The investment is being made in the Western Turner Syncline phase two mine (WTS2), part of the Greater Tom Price operations.
The project comprises existing and new deposits, a new crusher and a 13km conveyer.
The new conveyor system will help lower greenhouse gas emissions from the mine by 3.5% compared to road haulage.
Rio said it was assessing additional options to reduce emissions including renewable energy solutions.
Construction will begin in the March quarter of 2020, employing a peak workforce of 1,000, for first ore in 2021.
The project is expected to deliver an attractive internal rate of return with a capital intensity of about $25 per tonne of production capacity.
The investment is included in Rio's existing guidance for Pilbara replacement capital for 2020 to 2022.
Last month Rio lifted its 2020 iron ore sustaining capex guidance from $1 billion to $1.5 billion as it enters a "significant period of renewal".
"Our iron ore business continues to deliver industry-leading margins as we drive performance from our mines," Rio Iron Ore boss Chris Salisbury said.
"This significant investment in the Greater Tom Price hub is one of a pipeline of high-quality, low-cost options that will underpin production of our flagship Pilbara Blend product well into the future."

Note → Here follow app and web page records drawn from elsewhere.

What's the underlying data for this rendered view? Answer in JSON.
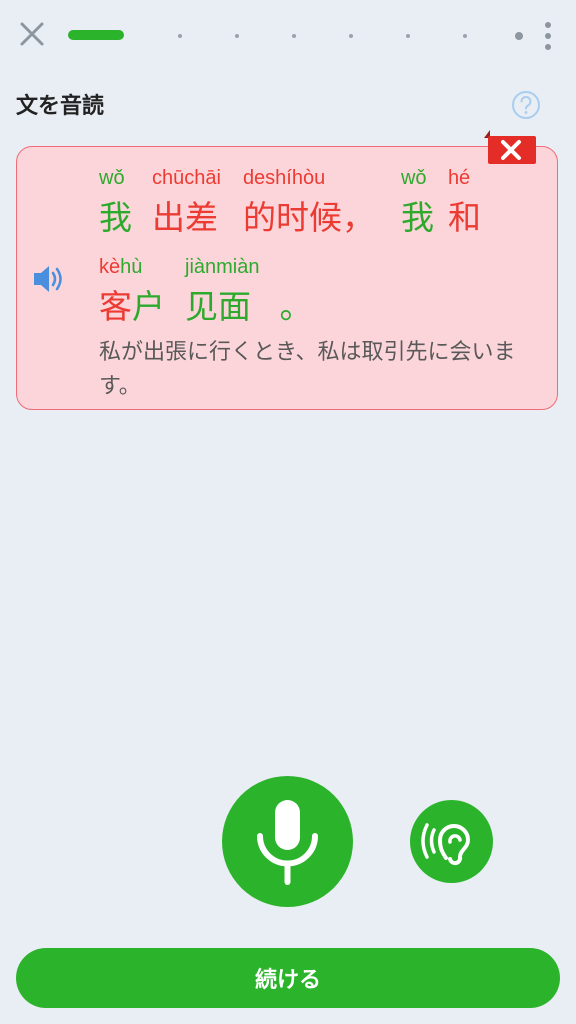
{
  "header": {
    "close_icon": "close-icon",
    "progress": {
      "current": 1,
      "total": 9
    },
    "more_icon": "vertical-ellipsis-icon"
  },
  "exercise": {
    "title": "文を音読",
    "help_icon": "question-circle-icon"
  },
  "result": {
    "status": "incorrect",
    "badge_icon": "red-x-icon",
    "speaker_icon": "speaker-icon",
    "lines": [
      [
        {
          "pinyin": "wǒ",
          "hanzi": "我",
          "pinyin_color": "green",
          "hanzi_color": "green"
        },
        {
          "pinyin": "chūchāi",
          "hanzi": "出差",
          "pinyin_color": "red",
          "hanzi_color": "red"
        },
        {
          "pinyin": "deshíhòu",
          "hanzi": "的时候",
          "pinyin_color": "red",
          "hanzi_color": "red"
        },
        {
          "pinyin": "",
          "hanzi": "，",
          "pinyin_color": "red",
          "hanzi_color": "red"
        },
        {
          "pinyin": "wǒ",
          "hanzi": "我",
          "pinyin_color": "green",
          "hanzi_color": "green"
        },
        {
          "pinyin": "hé",
          "hanzi": "和",
          "pinyin_color": "red",
          "hanzi_color": "red"
        }
      ],
      [
        {
          "pinyin": "kèhù",
          "hanzi": "客户",
          "split": true
        },
        {
          "pinyin": "jiànmiàn",
          "hanzi": "见面",
          "pinyin_color": "green",
          "hanzi_color": "green"
        },
        {
          "pinyin": "",
          "hanzi": "。",
          "pinyin_color": "green",
          "hanzi_color": "green"
        }
      ]
    ],
    "translation": "私が出張に行くとき、私は取引先に会います。"
  },
  "controls": {
    "mic_icon": "microphone-icon",
    "listen_icon": "ear-icon"
  },
  "footer": {
    "continue_label": "続ける"
  },
  "colors": {
    "accent_green": "#2bb32b",
    "correct_text": "#2daa2d",
    "wrong_text": "#ec3b33",
    "card_bg": "#fbd5d9",
    "card_border": "#ef6b78"
  }
}
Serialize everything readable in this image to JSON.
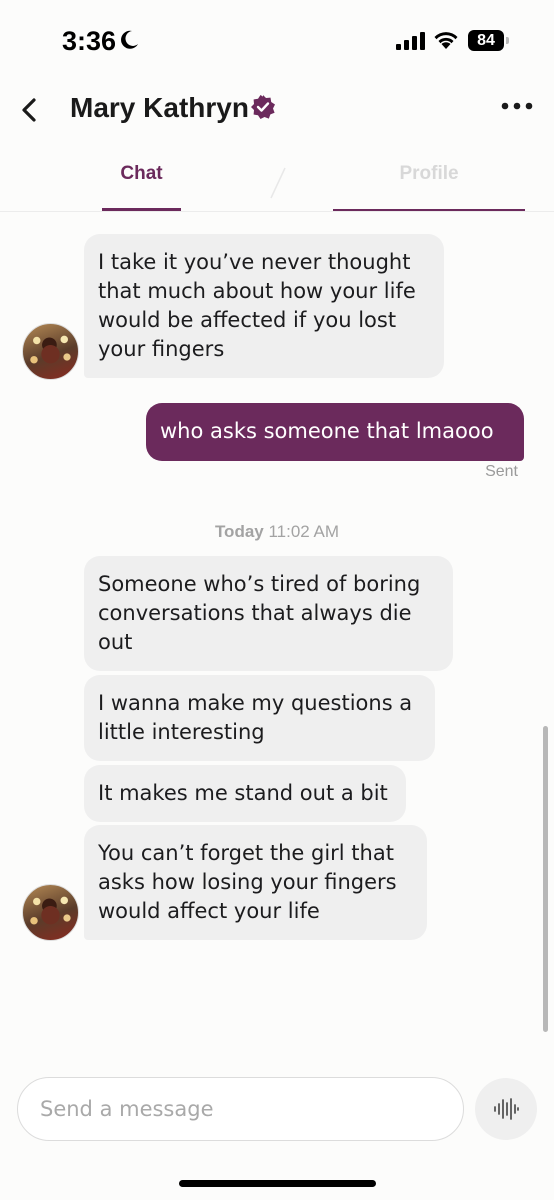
{
  "status_bar": {
    "time": "3:36",
    "battery": "84"
  },
  "header": {
    "contact_name": "Mary Kathryn"
  },
  "tabs": {
    "chat": "Chat",
    "profile": "Profile"
  },
  "messages_before": [
    {
      "from": "them",
      "text": "I take it you’ve never thought that much about how your life would be affected if you lost your fingers"
    },
    {
      "from": "me",
      "text": "who asks someone that lmaooo"
    }
  ],
  "sent_label": "Sent",
  "date_divider": {
    "day": "Today",
    "time": "11:02 AM"
  },
  "messages_after": [
    {
      "from": "them",
      "text": "Someone who’s tired of boring conversations that always die out"
    },
    {
      "from": "them",
      "text": "I wanna make my questions a little interesting"
    },
    {
      "from": "them",
      "text": "It makes me stand out a bit"
    },
    {
      "from": "them",
      "text": "You can’t forget the girl that asks how losing your fingers would affect your life"
    }
  ],
  "composer": {
    "placeholder": "Send a message",
    "value": ""
  },
  "colors": {
    "accent": "#6b2a5c",
    "incoming_bubble": "#efefef",
    "outgoing_text": "#ffffff"
  },
  "icons": [
    "moon-icon",
    "cellular-signal-icon",
    "wifi-icon",
    "battery-icon",
    "back-chevron-icon",
    "verified-badge-icon",
    "more-options-icon",
    "voice-waveform-icon"
  ]
}
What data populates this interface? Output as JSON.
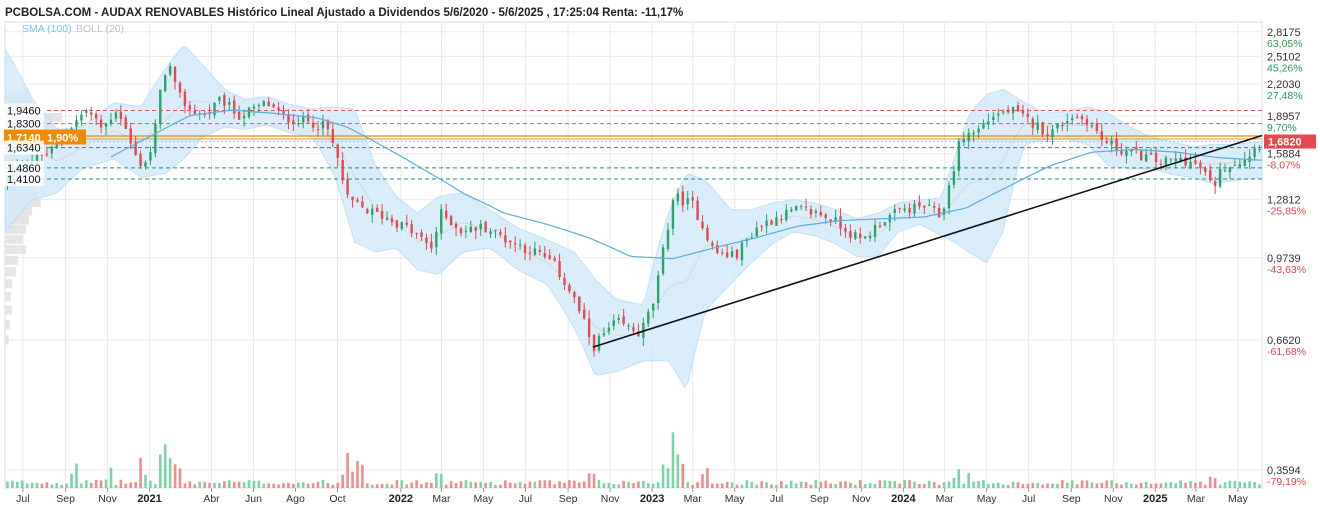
{
  "header": {
    "title": "PCBOLSA.COM - AUDAX RENOVABLES Histórico Lineal Ajustado a Dividendos 5/6/2020 - 5/6/2025 , 17:25:04 Renta: -11,17%",
    "legend_sma": "SMA (100)",
    "legend_boll": "BOLL (20)"
  },
  "colors": {
    "up": "#2aa36b",
    "down": "#e5484d",
    "sma": "#5aaee0",
    "boll_fill": "#d3eafa",
    "grid": "#e9e9e9",
    "support": "#2a8a80",
    "resistance": "#e05a5a",
    "highlight": "#f08a00",
    "last_price": "#e5484d"
  },
  "chart_data": {
    "type": "candlestick",
    "title": "PCBOLSA.COM - AUDAX RENOVABLES Histórico Lineal Ajustado a Dividendos 5/6/2020 - 5/6/2025 , 17:25:04 Renta: -11,17%",
    "x_range": [
      "2020-06-05",
      "2025-06-05"
    ],
    "y_scale": "log",
    "ylim": [
      0.33,
      2.95
    ],
    "grid": true,
    "right_axis": [
      {
        "price": "2,8175",
        "pct": "63,05%"
      },
      {
        "price": "2,5102",
        "pct": "45,26%"
      },
      {
        "price": "2,2030",
        "pct": "27,48%"
      },
      {
        "price": "1,8957",
        "pct": "9,70%"
      },
      {
        "price": "1,5884",
        "pct": "-8,07%"
      },
      {
        "price": "1,2812",
        "pct": "-25,85%"
      },
      {
        "price": "0,9739",
        "pct": "-43,63%"
      },
      {
        "price": "0,6620",
        "pct": "-61,68%"
      },
      {
        "price": "0,3594",
        "pct": "-79,19%"
      }
    ],
    "last_price": "1,6820",
    "x_ticks": [
      {
        "label": "Jul",
        "date": "2020-07-01",
        "year": false
      },
      {
        "label": "Sep",
        "date": "2020-09-01",
        "year": false
      },
      {
        "label": "Nov",
        "date": "2020-11-01",
        "year": false
      },
      {
        "label": "2021",
        "date": "2021-01-01",
        "year": true
      },
      {
        "label": "Abr",
        "date": "2021-04-01",
        "year": false
      },
      {
        "label": "Jun",
        "date": "2021-06-01",
        "year": false
      },
      {
        "label": "Ago",
        "date": "2021-08-01",
        "year": false
      },
      {
        "label": "Oct",
        "date": "2021-10-01",
        "year": false
      },
      {
        "label": "2022",
        "date": "2022-01-01",
        "year": true
      },
      {
        "label": "Mar",
        "date": "2022-03-01",
        "year": false
      },
      {
        "label": "May",
        "date": "2022-05-01",
        "year": false
      },
      {
        "label": "Jul",
        "date": "2022-07-01",
        "year": false
      },
      {
        "label": "Sep",
        "date": "2022-09-01",
        "year": false
      },
      {
        "label": "Nov",
        "date": "2022-11-01",
        "year": false
      },
      {
        "label": "2023",
        "date": "2023-01-01",
        "year": true
      },
      {
        "label": "Mar",
        "date": "2023-03-01",
        "year": false
      },
      {
        "label": "May",
        "date": "2023-05-01",
        "year": false
      },
      {
        "label": "Jul",
        "date": "2023-07-01",
        "year": false
      },
      {
        "label": "Sep",
        "date": "2023-09-01",
        "year": false
      },
      {
        "label": "Nov",
        "date": "2023-11-01",
        "year": false
      },
      {
        "label": "2024",
        "date": "2024-01-01",
        "year": true
      },
      {
        "label": "Mar",
        "date": "2024-03-01",
        "year": false
      },
      {
        "label": "May",
        "date": "2024-05-01",
        "year": false
      },
      {
        "label": "Jul",
        "date": "2024-07-01",
        "year": false
      },
      {
        "label": "Sep",
        "date": "2024-09-01",
        "year": false
      },
      {
        "label": "Nov",
        "date": "2024-11-01",
        "year": false
      },
      {
        "label": "2025",
        "date": "2025-01-01",
        "year": true
      },
      {
        "label": "Mar",
        "date": "2025-03-01",
        "year": false
      },
      {
        "label": "May",
        "date": "2025-05-01",
        "year": false
      }
    ],
    "levels": [
      {
        "label": "1,9460",
        "value": 1.946,
        "kind": "resistance"
      },
      {
        "label": "1,8300",
        "value": 1.83,
        "kind": "resistance"
      },
      {
        "label": "1,7140",
        "pct": "1,90%",
        "value": 1.714,
        "kind": "highlight"
      },
      {
        "label": "1,6340",
        "value": 1.634,
        "kind": "support"
      },
      {
        "label": "1,4860",
        "value": 1.486,
        "kind": "support"
      },
      {
        "label": "1,4100",
        "value": 1.41,
        "kind": "support"
      }
    ],
    "trendline": {
      "start": {
        "date": "2022-10-07",
        "price": 0.64
      },
      "end": {
        "date": "2025-06-05",
        "price": 1.73
      }
    },
    "price_anchors": [
      [
        "2020-06-05",
        1.4
      ],
      [
        "2020-07-01",
        1.52
      ],
      [
        "2020-08-10",
        1.6
      ],
      [
        "2020-09-01",
        1.75
      ],
      [
        "2020-10-01",
        1.95
      ],
      [
        "2020-10-25",
        1.78
      ],
      [
        "2020-11-15",
        1.97
      ],
      [
        "2020-12-10",
        1.58
      ],
      [
        "2020-12-22",
        1.5
      ],
      [
        "2021-01-05",
        1.62
      ],
      [
        "2021-01-20",
        2.25
      ],
      [
        "2021-01-28",
        2.45
      ],
      [
        "2021-02-10",
        2.1
      ],
      [
        "2021-03-01",
        1.95
      ],
      [
        "2021-03-25",
        1.9
      ],
      [
        "2021-04-15",
        2.05
      ],
      [
        "2021-05-10",
        1.9
      ],
      [
        "2021-06-01",
        1.95
      ],
      [
        "2021-06-20",
        2.02
      ],
      [
        "2021-07-15",
        1.88
      ],
      [
        "2021-08-20",
        1.85
      ],
      [
        "2021-09-15",
        1.8
      ],
      [
        "2021-10-01",
        1.55
      ],
      [
        "2021-10-15",
        1.28
      ],
      [
        "2021-11-10",
        1.22
      ],
      [
        "2021-12-10",
        1.18
      ],
      [
        "2022-01-10",
        1.12
      ],
      [
        "2022-02-15",
        1.02
      ],
      [
        "2022-03-01",
        1.2
      ],
      [
        "2022-04-01",
        1.1
      ],
      [
        "2022-05-01",
        1.13
      ],
      [
        "2022-06-10",
        1.05
      ],
      [
        "2022-07-15",
        1.0
      ],
      [
        "2022-08-10",
        0.95
      ],
      [
        "2022-09-10",
        0.8
      ],
      [
        "2022-10-07",
        0.64
      ],
      [
        "2022-11-10",
        0.72
      ],
      [
        "2022-12-15",
        0.68
      ],
      [
        "2023-01-05",
        0.8
      ],
      [
        "2023-01-20",
        1.05
      ],
      [
        "2023-02-01",
        1.3
      ],
      [
        "2023-03-01",
        1.25
      ],
      [
        "2023-04-01",
        1.0
      ],
      [
        "2023-05-01",
        0.98
      ],
      [
        "2023-06-01",
        1.12
      ],
      [
        "2023-07-01",
        1.18
      ],
      [
        "2023-08-01",
        1.22
      ],
      [
        "2023-09-01",
        1.2
      ],
      [
        "2023-10-01",
        1.14
      ],
      [
        "2023-11-01",
        1.05
      ],
      [
        "2023-12-01",
        1.16
      ],
      [
        "2024-01-01",
        1.22
      ],
      [
        "2024-02-01",
        1.24
      ],
      [
        "2024-02-25",
        1.18
      ],
      [
        "2024-03-10",
        1.4
      ],
      [
        "2024-03-25",
        1.72
      ],
      [
        "2024-04-15",
        1.76
      ],
      [
        "2024-05-10",
        1.9
      ],
      [
        "2024-06-05",
        1.95
      ],
      [
        "2024-07-01",
        1.85
      ],
      [
        "2024-08-01",
        1.75
      ],
      [
        "2024-09-01",
        1.9
      ],
      [
        "2024-09-25",
        1.86
      ],
      [
        "2024-10-15",
        1.7
      ],
      [
        "2024-11-10",
        1.62
      ],
      [
        "2024-12-10",
        1.58
      ],
      [
        "2025-01-10",
        1.52
      ],
      [
        "2025-02-10",
        1.55
      ],
      [
        "2025-03-10",
        1.48
      ],
      [
        "2025-03-25",
        1.35
      ],
      [
        "2025-04-10",
        1.5
      ],
      [
        "2025-05-10",
        1.55
      ],
      [
        "2025-06-05",
        1.682
      ]
    ],
    "sma_anchors": [
      [
        "2020-11-01",
        1.55
      ],
      [
        "2021-01-01",
        1.72
      ],
      [
        "2021-03-01",
        1.9
      ],
      [
        "2021-05-01",
        1.95
      ],
      [
        "2021-07-01",
        1.92
      ],
      [
        "2021-09-01",
        1.88
      ],
      [
        "2021-10-15",
        1.8
      ],
      [
        "2021-12-01",
        1.66
      ],
      [
        "2022-02-01",
        1.48
      ],
      [
        "2022-04-01",
        1.32
      ],
      [
        "2022-06-01",
        1.2
      ],
      [
        "2022-08-01",
        1.14
      ],
      [
        "2022-10-01",
        1.07
      ],
      [
        "2022-12-01",
        0.98
      ],
      [
        "2023-02-01",
        0.97
      ],
      [
        "2023-04-01",
        1.02
      ],
      [
        "2023-06-01",
        1.07
      ],
      [
        "2023-08-01",
        1.13
      ],
      [
        "2023-10-01",
        1.16
      ],
      [
        "2023-12-01",
        1.17
      ],
      [
        "2024-02-01",
        1.18
      ],
      [
        "2024-04-01",
        1.23
      ],
      [
        "2024-06-01",
        1.36
      ],
      [
        "2024-08-01",
        1.5
      ],
      [
        "2024-10-01",
        1.6
      ],
      [
        "2024-12-01",
        1.62
      ],
      [
        "2025-02-01",
        1.6
      ],
      [
        "2025-04-01",
        1.56
      ],
      [
        "2025-06-05",
        1.54
      ]
    ],
    "boll_anchors": [
      [
        "2020-06-05",
        2.6,
        1.1
      ],
      [
        "2020-07-15",
        2.05,
        1.28
      ],
      [
        "2020-08-20",
        1.78,
        1.32
      ],
      [
        "2020-09-25",
        1.8,
        1.48
      ],
      [
        "2020-11-10",
        2.02,
        1.55
      ],
      [
        "2020-12-20",
        1.98,
        1.42
      ],
      [
        "2021-01-25",
        2.38,
        1.45
      ],
      [
        "2021-02-20",
        2.65,
        1.55
      ],
      [
        "2021-03-20",
        2.4,
        1.72
      ],
      [
        "2021-04-20",
        2.15,
        1.8
      ],
      [
        "2021-05-20",
        2.05,
        1.78
      ],
      [
        "2021-06-20",
        2.08,
        1.82
      ],
      [
        "2021-07-25",
        2.0,
        1.75
      ],
      [
        "2021-08-25",
        1.96,
        1.72
      ],
      [
        "2021-09-25",
        1.98,
        1.45
      ],
      [
        "2021-10-25",
        1.96,
        1.05
      ],
      [
        "2021-11-25",
        1.5,
        1.0
      ],
      [
        "2021-12-25",
        1.3,
        1.02
      ],
      [
        "2022-01-25",
        1.2,
        0.92
      ],
      [
        "2022-02-25",
        1.3,
        0.9
      ],
      [
        "2022-04-01",
        1.32,
        1.0
      ],
      [
        "2022-05-10",
        1.22,
        1.02
      ],
      [
        "2022-06-20",
        1.12,
        0.92
      ],
      [
        "2022-08-01",
        1.06,
        0.86
      ],
      [
        "2022-09-10",
        1.0,
        0.7
      ],
      [
        "2022-10-10",
        0.88,
        0.56
      ],
      [
        "2022-11-10",
        0.8,
        0.57
      ],
      [
        "2022-12-20",
        0.78,
        0.6
      ],
      [
        "2023-01-25",
        1.2,
        0.6
      ],
      [
        "2023-02-20",
        1.45,
        0.52
      ],
      [
        "2023-03-20",
        1.4,
        0.76
      ],
      [
        "2023-04-25",
        1.22,
        0.86
      ],
      [
        "2023-05-25",
        1.22,
        0.95
      ],
      [
        "2023-06-25",
        1.26,
        1.04
      ],
      [
        "2023-07-25",
        1.28,
        1.1
      ],
      [
        "2023-08-25",
        1.26,
        1.08
      ],
      [
        "2023-09-25",
        1.22,
        1.04
      ],
      [
        "2023-10-25",
        1.17,
        0.98
      ],
      [
        "2023-11-25",
        1.2,
        0.98
      ],
      [
        "2023-12-25",
        1.26,
        1.1
      ],
      [
        "2024-01-25",
        1.28,
        1.14
      ],
      [
        "2024-02-25",
        1.29,
        1.08
      ],
      [
        "2024-03-15",
        1.55,
        1.05
      ],
      [
        "2024-04-05",
        1.9,
        1.0
      ],
      [
        "2024-05-01",
        2.1,
        0.95
      ],
      [
        "2024-05-25",
        2.15,
        1.1
      ],
      [
        "2024-06-25",
        2.02,
        1.66
      ],
      [
        "2024-07-25",
        1.92,
        1.7
      ],
      [
        "2024-08-25",
        1.94,
        1.7
      ],
      [
        "2024-09-25",
        1.98,
        1.66
      ],
      [
        "2024-10-25",
        1.92,
        1.5
      ],
      [
        "2024-11-25",
        1.8,
        1.48
      ],
      [
        "2024-12-25",
        1.72,
        1.48
      ],
      [
        "2025-01-25",
        1.68,
        1.44
      ],
      [
        "2025-02-25",
        1.64,
        1.42
      ],
      [
        "2025-03-25",
        1.66,
        1.38
      ],
      [
        "2025-04-25",
        1.66,
        1.4
      ],
      [
        "2025-06-05",
        1.68,
        1.42
      ]
    ],
    "volume_spikes": [
      [
        "2020-09-15",
        0.4
      ],
      [
        "2020-11-05",
        0.3
      ],
      [
        "2020-12-20",
        0.45
      ],
      [
        "2021-01-21",
        0.8
      ],
      [
        "2021-01-27",
        0.65
      ],
      [
        "2021-02-10",
        0.45
      ],
      [
        "2021-10-15",
        0.5
      ],
      [
        "2021-10-28",
        0.45
      ],
      [
        "2021-11-05",
        0.35
      ],
      [
        "2022-02-25",
        0.3
      ],
      [
        "2022-10-05",
        0.3
      ],
      [
        "2023-01-20",
        0.45
      ],
      [
        "2023-02-01",
        0.8
      ],
      [
        "2023-02-10",
        0.6
      ],
      [
        "2023-03-20",
        0.35
      ],
      [
        "2024-03-20",
        0.3
      ],
      [
        "2024-04-05",
        0.2
      ],
      [
        "2025-03-25",
        0.22
      ]
    ],
    "volume_profile_left": [
      {
        "price": 2.1,
        "size": 0.4
      },
      {
        "price": 2.02,
        "size": 0.45
      },
      {
        "price": 1.95,
        "size": 0.55
      },
      {
        "price": 1.88,
        "size": 0.95
      },
      {
        "price": 1.82,
        "size": 0.8
      },
      {
        "price": 1.76,
        "size": 0.7
      },
      {
        "price": 1.71,
        "size": 1.0
      },
      {
        "price": 1.66,
        "size": 0.85
      },
      {
        "price": 1.61,
        "size": 0.75
      },
      {
        "price": 1.56,
        "size": 0.55
      },
      {
        "price": 1.51,
        "size": 0.6
      },
      {
        "price": 1.46,
        "size": 0.5
      },
      {
        "price": 1.41,
        "size": 0.6
      },
      {
        "price": 1.36,
        "size": 0.5
      },
      {
        "price": 1.31,
        "size": 0.55
      },
      {
        "price": 1.26,
        "size": 0.6
      },
      {
        "price": 1.21,
        "size": 0.45
      },
      {
        "price": 1.16,
        "size": 0.4
      },
      {
        "price": 1.11,
        "size": 0.35
      },
      {
        "price": 1.06,
        "size": 0.3
      },
      {
        "price": 1.01,
        "size": 0.35
      },
      {
        "price": 0.96,
        "size": 0.22
      },
      {
        "price": 0.91,
        "size": 0.18
      },
      {
        "price": 0.86,
        "size": 0.12
      },
      {
        "price": 0.81,
        "size": 0.1
      },
      {
        "price": 0.76,
        "size": 0.12
      },
      {
        "price": 0.71,
        "size": 0.08
      },
      {
        "price": 0.66,
        "size": 0.06
      }
    ]
  }
}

The haul truck fleet at WTS2 will be fitted with Autonomous Haulage System (AHS) technology to enable autonomous haulage from 2021.
About half of the company's haul truck fleet will be capable of operating autonomously by the end of the year with plans being assessed to expand this in the years ahead.
Iron ore production guidance for 2019 remains unchanged at 320-330 million tonnes at C1 cash costs of US$14-15 per tonne.
It expects a 5% rise in shipments in 2020.
Rio doesn't expect to reach 360Mt per annum until 2022, given the $2.6 billion, 43Mtpa Koodaideri development won't achieve first ore until late 2021.